“The framework of conditions requires formal reviews of the subsidence predictions and impacts, adaptive management, compensatory water supply and, ultimately, include requirements for mining to cease if this is deemed necessary.
“The Commission has found that these extensive conditions will provide a precautionary approach to protecting the drinking water supply catchment.
“The Commission has noted the impacts of subsidence on flood levels and emergency evacuation routes, and the requirements for works to be undertaken to raise or relocate dwellings and relevant road levels.”
Mr Harris said residents needed to know that the determination meant 300 megalitres of treated mine water waste would be released into the Central Coast water supply each year.
“In 2011 Barry O’Farrell said there were no ifs and no buts about the mine being stopped,” he said.

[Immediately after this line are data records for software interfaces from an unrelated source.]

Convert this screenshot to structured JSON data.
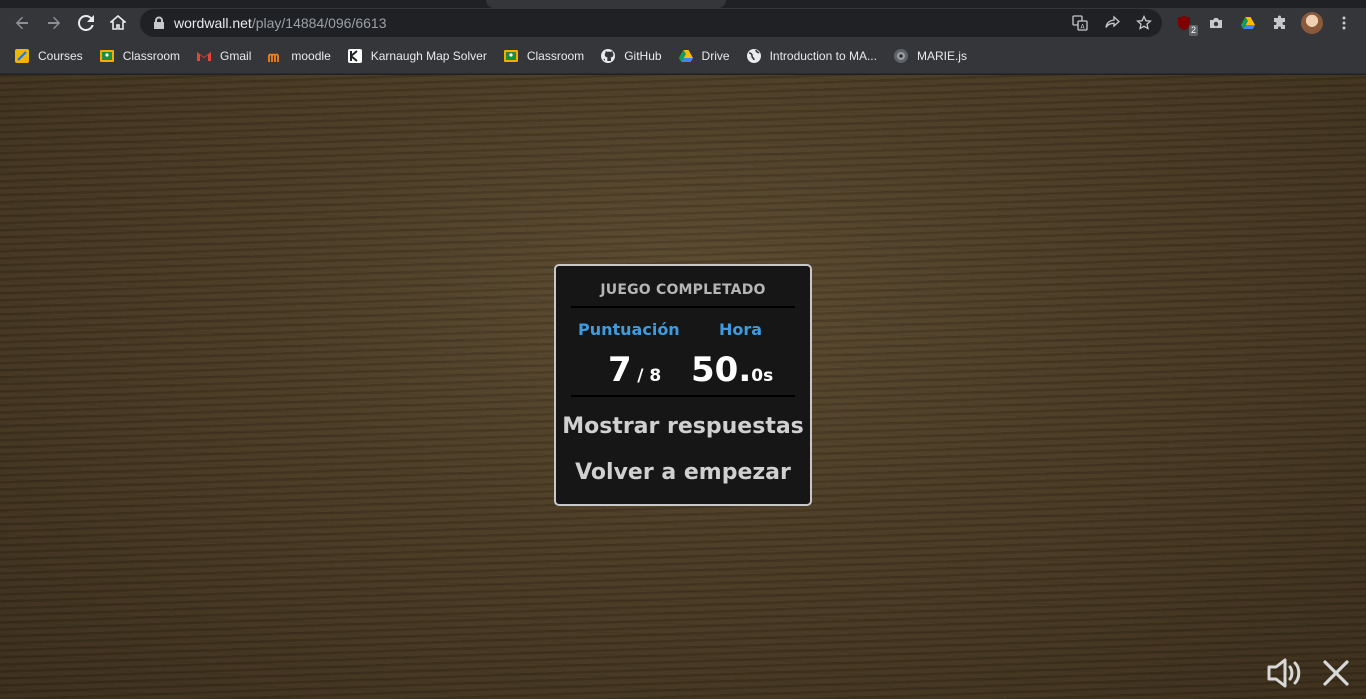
{
  "browser": {
    "url_host": "wordwall.net",
    "url_path": "/play/14884/096/6613",
    "extension_badge": "2",
    "icons": [
      "back-icon",
      "forward-icon",
      "reload-icon",
      "home-icon",
      "lock-icon",
      "translate-icon",
      "share-icon",
      "star-icon",
      "ublock-icon",
      "camera-icon",
      "drive-icon",
      "puzzle-icon",
      "avatar",
      "menu-icon"
    ]
  },
  "bookmarks": [
    {
      "label": "Courses",
      "icon": "courses-icon"
    },
    {
      "label": "Classroom",
      "icon": "classroom-icon"
    },
    {
      "label": "Gmail",
      "icon": "gmail-icon"
    },
    {
      "label": "moodle",
      "icon": "moodle-icon"
    },
    {
      "label": "Karnaugh Map Solver",
      "icon": "kmap-icon"
    },
    {
      "label": "Classroom",
      "icon": "classroom-icon"
    },
    {
      "label": "GitHub",
      "icon": "github-icon"
    },
    {
      "label": "Drive",
      "icon": "drive-icon"
    },
    {
      "label": "Introduction to MA...",
      "icon": "globe-icon"
    },
    {
      "label": "MARIE.js",
      "icon": "marie-icon"
    }
  ],
  "game": {
    "title": "JUEGO COMPLETADO",
    "score_label": "Puntuación",
    "time_label": "Hora",
    "score_value": "7",
    "score_total": "/ 8",
    "time_main": "50.",
    "time_fraction": "0s",
    "show_answers": "Mostrar respuestas",
    "restart": "Volver a empezar",
    "accent_color": "#3d9bdf"
  },
  "controls": {
    "sound_icon": "speaker-icon",
    "close_icon": "close-icon"
  }
}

“Well, now there are no ifs and no buts that the Premier is the only person who can stop this.”
Mr Hayes said the fight had already been won twice before, with the mine rejected by the Labor Government in 2011 and the Land and Environment Court in 2014.
“The mine keeps being allowed to resubmit the DA,” he said.
“One of my main concerns is if we do win in court, Wallarah 2 will just come back and lodge another DA.”
The ACA has been fighting the mine for 22 years with no plans to “roll over”.
Mr Hayes said he was encouraged to continue the fight every time he looked into his granddaughter’s eyes.
“It’s her future and the future of everyone’s children and grandchildren. They deserve to have an area to live in which remains pristine with a reliable water source,” he said.
“it’s not as if we can go across the hill to another water catchment. whether you live in patonga, kincumber or the entrance, it comes from these valleys.”
wallarah 2 has announced it will be running community consultation sessions on the last Wednesday of each month, starting in February